◆ Exercise instructions
Your answer should be every line from the records that contains "proxy".

◆ Available data

·····

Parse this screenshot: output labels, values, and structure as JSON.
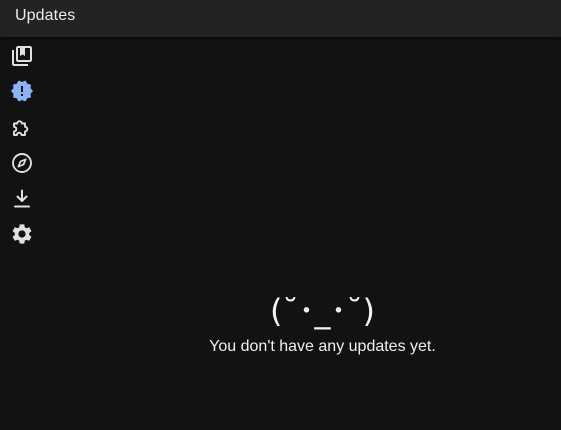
{
  "header": {
    "title": "Updates"
  },
  "sidebar": {
    "items": [
      {
        "name": "library",
        "icon": "library-icon",
        "active": false
      },
      {
        "name": "updates",
        "icon": "updates-alert-icon",
        "active": true
      },
      {
        "name": "extensions",
        "icon": "puzzle-icon",
        "active": false
      },
      {
        "name": "browse",
        "icon": "compass-icon",
        "active": false
      },
      {
        "name": "downloads",
        "icon": "download-icon",
        "active": false
      },
      {
        "name": "settings",
        "icon": "gear-icon",
        "active": false
      }
    ]
  },
  "empty_state": {
    "kaomoji": "(˘･_･˘)",
    "message": "You don't have any updates yet."
  },
  "colors": {
    "background": "#121212",
    "header": "#232323",
    "icon": "#e0e0e0",
    "accent": "#8ab4f8"
  }
}
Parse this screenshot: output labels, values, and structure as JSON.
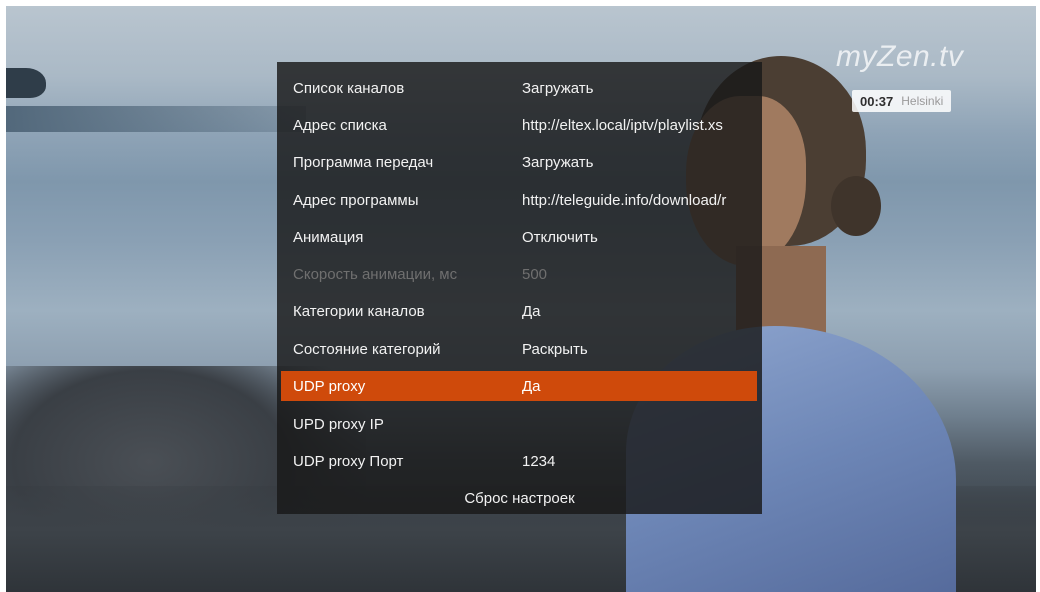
{
  "brand": {
    "logo_text": "myZen.tv"
  },
  "clock": {
    "time": "00:37",
    "city": "Helsinki"
  },
  "menu": {
    "items": [
      {
        "label": "Список каналов",
        "value": "Загружать"
      },
      {
        "label": "Адрес списка",
        "value": "http://eltex.local/iptv/playlist.xs"
      },
      {
        "label": "Программа передач",
        "value": "Загружать"
      },
      {
        "label": "Адрес программы",
        "value": "http://teleguide.info/download/r"
      },
      {
        "label": "Анимация",
        "value": "Отключить"
      },
      {
        "label": "Скорость анимации, мс",
        "value": "500"
      },
      {
        "label": "Категории каналов",
        "value": "Да"
      },
      {
        "label": "Состояние категорий",
        "value": "Раскрыть"
      },
      {
        "label": "UDP proxy",
        "value": "Да"
      },
      {
        "label": "UPD proxy IP",
        "value": ""
      },
      {
        "label": "UDP proxy Порт",
        "value": "1234"
      }
    ],
    "reset_label": "Сброс настроек",
    "selected_index": 8,
    "disabled_index": 5
  },
  "colors": {
    "accent": "#cf4a0b",
    "panel": "#181818",
    "disabled_text": "#6f6f6f"
  }
}
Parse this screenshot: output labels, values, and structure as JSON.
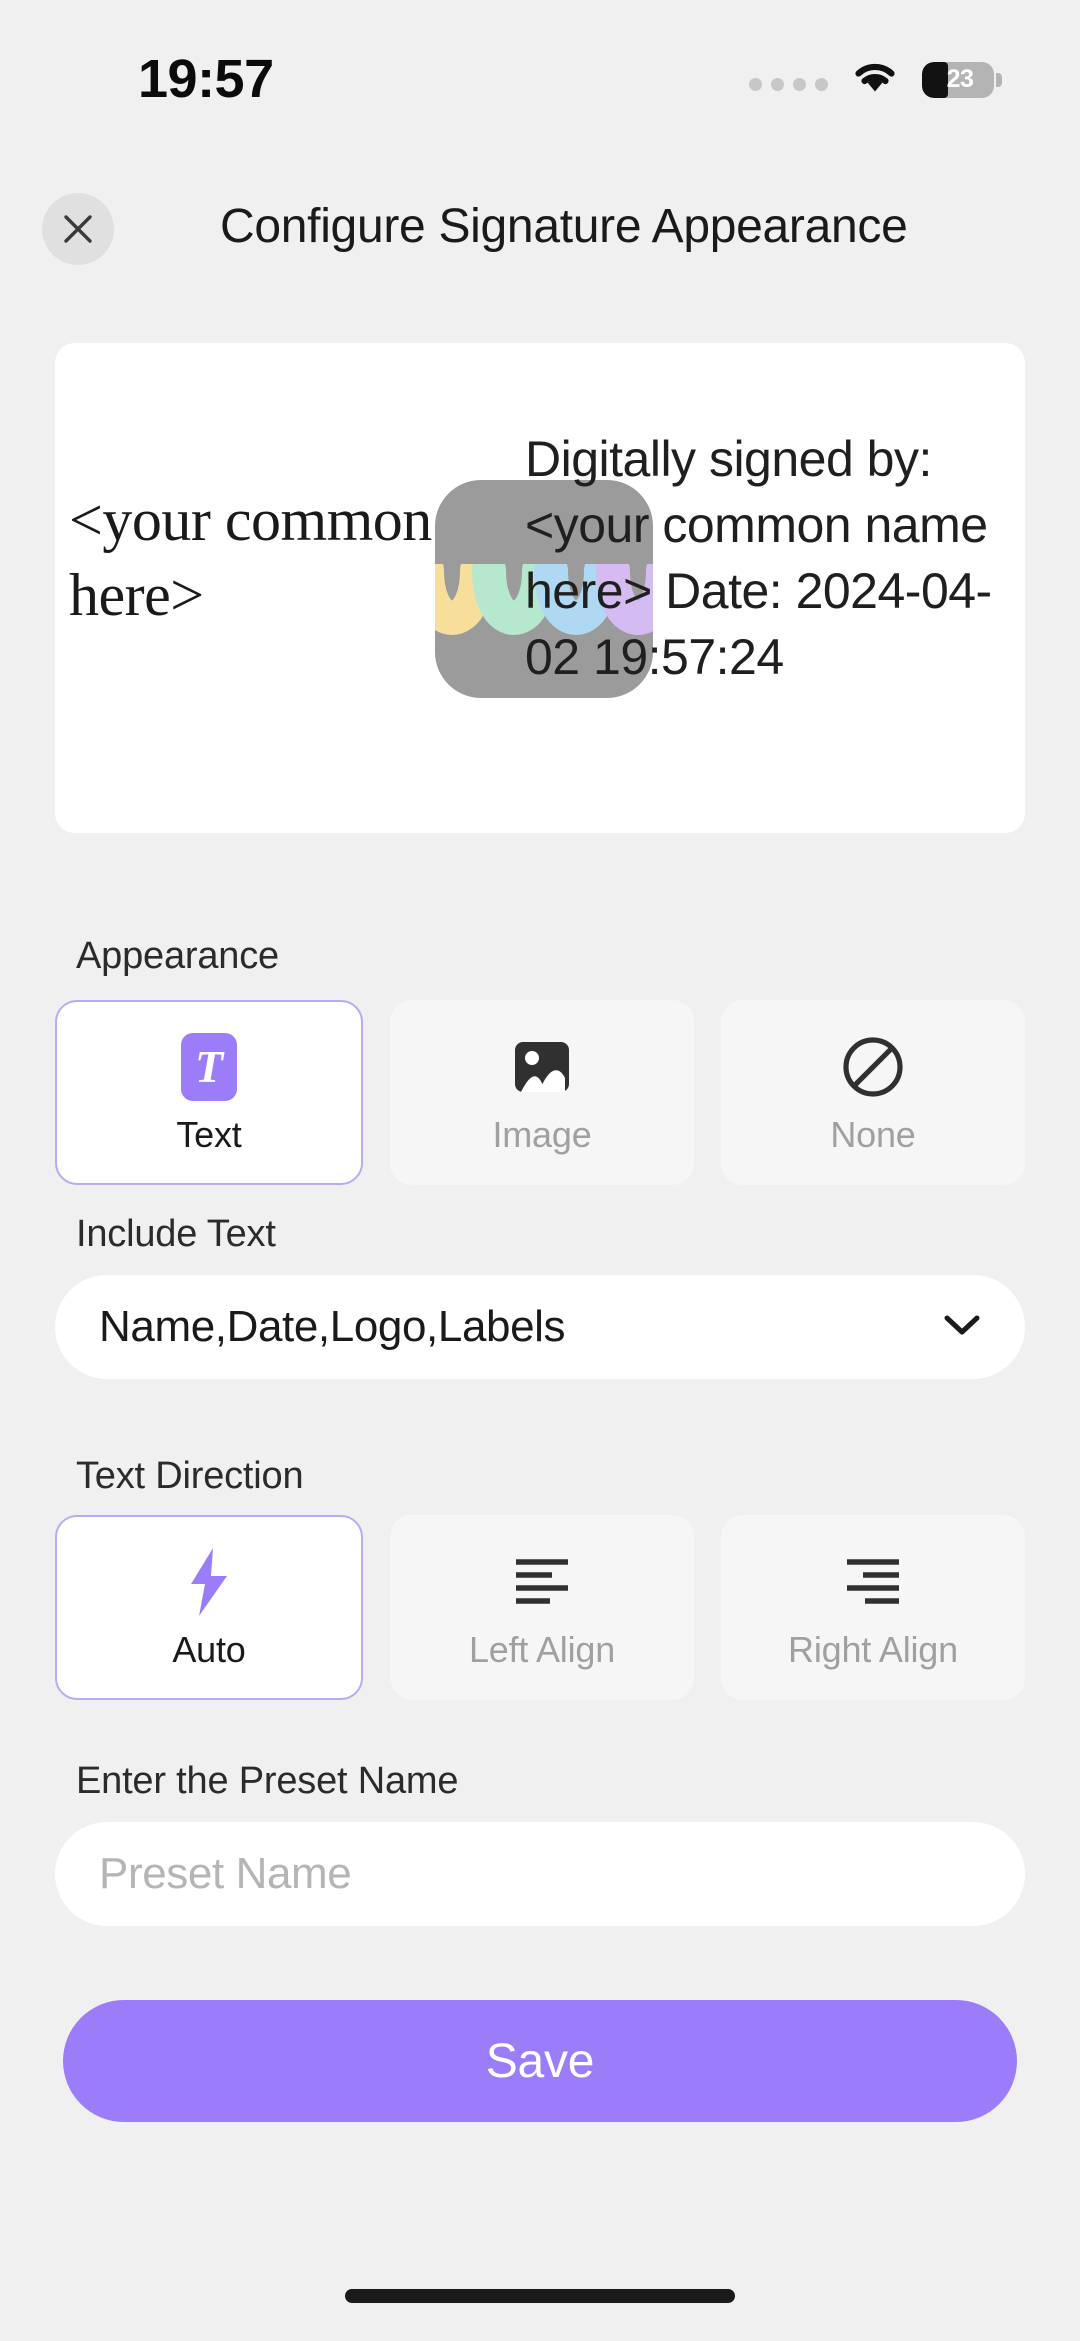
{
  "status_bar": {
    "time": "19:57",
    "battery_percent": "23",
    "signal_icon": "signal-dots-icon",
    "wifi_icon": "wifi-icon",
    "battery_icon": "battery-icon"
  },
  "header": {
    "title": "Configure Signature Appearance",
    "close_icon": "close-icon"
  },
  "preview": {
    "signature_name": "<your common name here>",
    "logo_icon": "signature-logo-icon",
    "details": "Digitally signed by: <your common name here> Date: 2024-04-02 19:57:24",
    "detail_lines": [
      "Digitally signed by:",
      "<your common name here>",
      "Date: 2024-04-02 19:57:24"
    ]
  },
  "appearance": {
    "label": "Appearance",
    "options": [
      {
        "label": "Text",
        "icon": "text-badge-icon",
        "selected": true
      },
      {
        "label": "Image",
        "icon": "image-icon",
        "selected": false
      },
      {
        "label": "None",
        "icon": "prohibited-icon",
        "selected": false
      }
    ]
  },
  "include_text": {
    "label": "Include Text",
    "value": "Name,Date,Logo,Labels",
    "chevron_icon": "chevron-down-icon"
  },
  "text_direction": {
    "label": "Text Direction",
    "options": [
      {
        "label": "Auto",
        "icon": "lightning-bolt-icon",
        "selected": true
      },
      {
        "label": "Left Align",
        "icon": "align-left-icon",
        "selected": false
      },
      {
        "label": "Right Align",
        "icon": "align-right-icon",
        "selected": false
      }
    ]
  },
  "preset": {
    "label": "Enter the Preset Name",
    "value": "",
    "placeholder": "Preset Name"
  },
  "save": {
    "label": "Save"
  },
  "colors": {
    "accent_purple": "#9B7DFA",
    "selected_border": "#BCA8F5",
    "page_background": "#F0F0F0",
    "card_background": "#FFFFFF",
    "option_background": "#F6F6F6",
    "muted_text": "#A0A0A0",
    "logo_background": "#9B9B9B",
    "logo_wave_colors": [
      "#F7DF9B",
      "#B6E8CE",
      "#AFD9F2",
      "#D4BBF2"
    ]
  }
}
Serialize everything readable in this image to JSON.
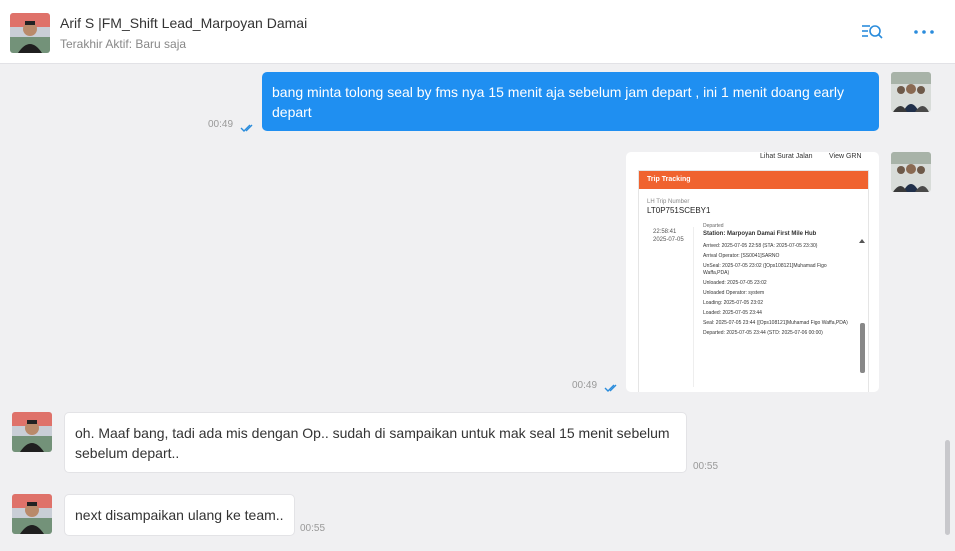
{
  "header": {
    "name": "Arif S |FM_Shift Lead_Marpoyan Damai",
    "status": "Terakhir Aktif: Baru saja"
  },
  "messages": [
    {
      "text": "bang minta tolong seal by fms nya 15 menit aja sebelum jam depart , ini 1 menit doang early depart",
      "time": "00:49"
    },
    {
      "time": "00:49"
    },
    {
      "text": "oh. Maaf bang, tadi ada mis dengan Op.. sudah di sampaikan untuk mak seal 15 menit sebelum sebelum depart..",
      "time": "00:55"
    },
    {
      "text": "next disampaikan ulang ke team..",
      "time": "00:55"
    }
  ],
  "screenshot": {
    "link_surat_jalan": "Lihat Surat Jalan",
    "link_view_grn": "View GRN",
    "title": "Trip Tracking",
    "trip_label": "LH Trip Number",
    "trip_id": "LT0P751SCEBY1",
    "time_top": "22:58:41",
    "date": "2025-07-05",
    "badge": "Departed",
    "station": "Station: Marpoyan Damai First Mile Hub",
    "details": [
      "Arrived: 2025-07-05 22:58 (STA: 2025-07-05 23:30)",
      "Arrival Operator: [SS0041]SARNO",
      "UnSeal: 2025-07-05 23:02 ([Ops108121]Muhamad Figo Waffa,PDA)",
      "Unloaded: 2025-07-05 23:02",
      "Unloaded Operator: system",
      "Loading: 2025-07-05 23:02",
      "Loaded: 2025-07-05 23:44",
      "Seal: 2025-07-05 23:44 ([Ops108121]Muhamad Figo Waffa,PDA)",
      "Departed: 2025-07-05 23:44 (STD: 2025-07-06 00:00)"
    ]
  },
  "colors": {
    "accent": "#1f8ff1",
    "header_orange": "#f0632f"
  },
  "icons": {
    "search": "search-list-icon",
    "more": "more-horizontal-icon",
    "read": "double-check-icon"
  }
}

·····

◆ Response area
        "label": "UDP proxy",
        "label": "UPD proxy IP",
        "label": "UDP proxy Порт",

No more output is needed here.